At the same time environmentalists and development experts have ramped up criticism of the rush of large institutional investors including private-equity funds buying agricultural land to develop export crops, primarily in poor regions of the world. A World Bank report last year found there have been an unprecedented number of large-scale farmland deals in recent years, primarily in Africa, with questionable benefits to the local population.
If greater returns are “going to come at the expense of environmental degradation and social harm, then I don’t think it is worth it,” said Joshua Humphreys, a fellow at the Tellus Institute.

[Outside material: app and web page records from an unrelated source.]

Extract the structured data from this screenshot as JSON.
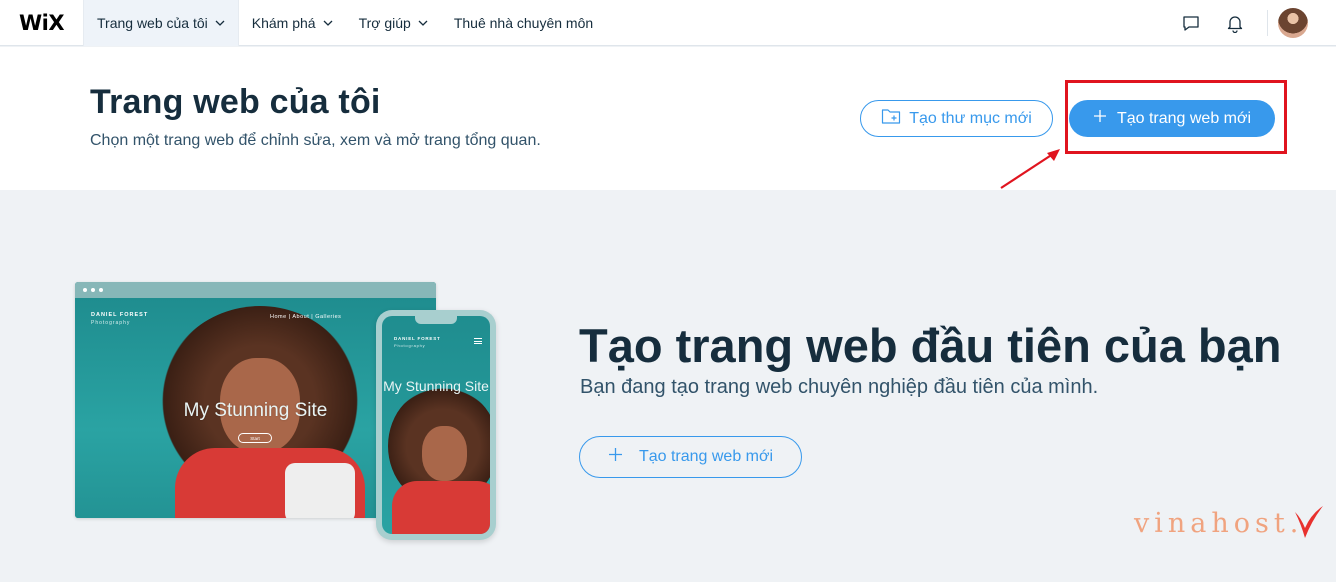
{
  "app": {
    "logo": "WiX"
  },
  "nav": {
    "items": [
      {
        "label": "Trang web của tôi",
        "active": true,
        "dropdown": true
      },
      {
        "label": "Khám phá",
        "active": false,
        "dropdown": true
      },
      {
        "label": "Trợ giúp",
        "active": false,
        "dropdown": true
      },
      {
        "label": "Thuê nhà chuyên môn",
        "active": false,
        "dropdown": false
      }
    ],
    "icons": [
      "chat-icon",
      "bell-icon",
      "avatar"
    ]
  },
  "header": {
    "title": "Trang web của tôi",
    "subtitle": "Chọn một trang web để chỉnh sửa, xem và mở trang tổng quan.",
    "new_folder_label": "Tạo thư mục mới",
    "new_site_label": "Tạo trang web mới"
  },
  "mockup": {
    "brand": "DANIEL FOREST",
    "brand_sub": "Photography",
    "nav_links": "Home   |   About   |   Galleries",
    "site_title": "My Stunning Site",
    "start_label": "Start",
    "phone_title": "My Stunning Site"
  },
  "hero": {
    "title": "Tạo trang web đầu tiên của bạn",
    "subtitle": "Bạn đang tạo trang web chuyên nghiệp đầu tiên của mình.",
    "cta_label": "Tạo trang web mới"
  },
  "watermark": {
    "text": "vinahost."
  },
  "colors": {
    "accent": "#3899ec",
    "text": "#162d3d",
    "highlight": "#e0141f",
    "background": "#eff2f5"
  }
}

The Boston-based nonprofit research firm advocates for sustainable economic development.
In April, a group of activists wrote a letter to Faust condemning Harvard Management’s participation in a global agricultural-investing conference in New York, saying it promoted corporate management of farms, which leads to hunger, rising food prices and environmental degradation such as monoculture forests that destroy native habitats.
While Mendillo won’t discuss details of the university’s investments, she said they’re all done on a sustainable basis.
“We have a very high conviction that if we create value in the portfolio by increasing the health of the forest, increasing the forest itself, allowing it to mature while we hold it, we’re going to be able to sell at a better price,” she said. “It’s economically and environmentally driven.”
To contact the editor responsible for this story: Jonathan Kaufman at [email protected]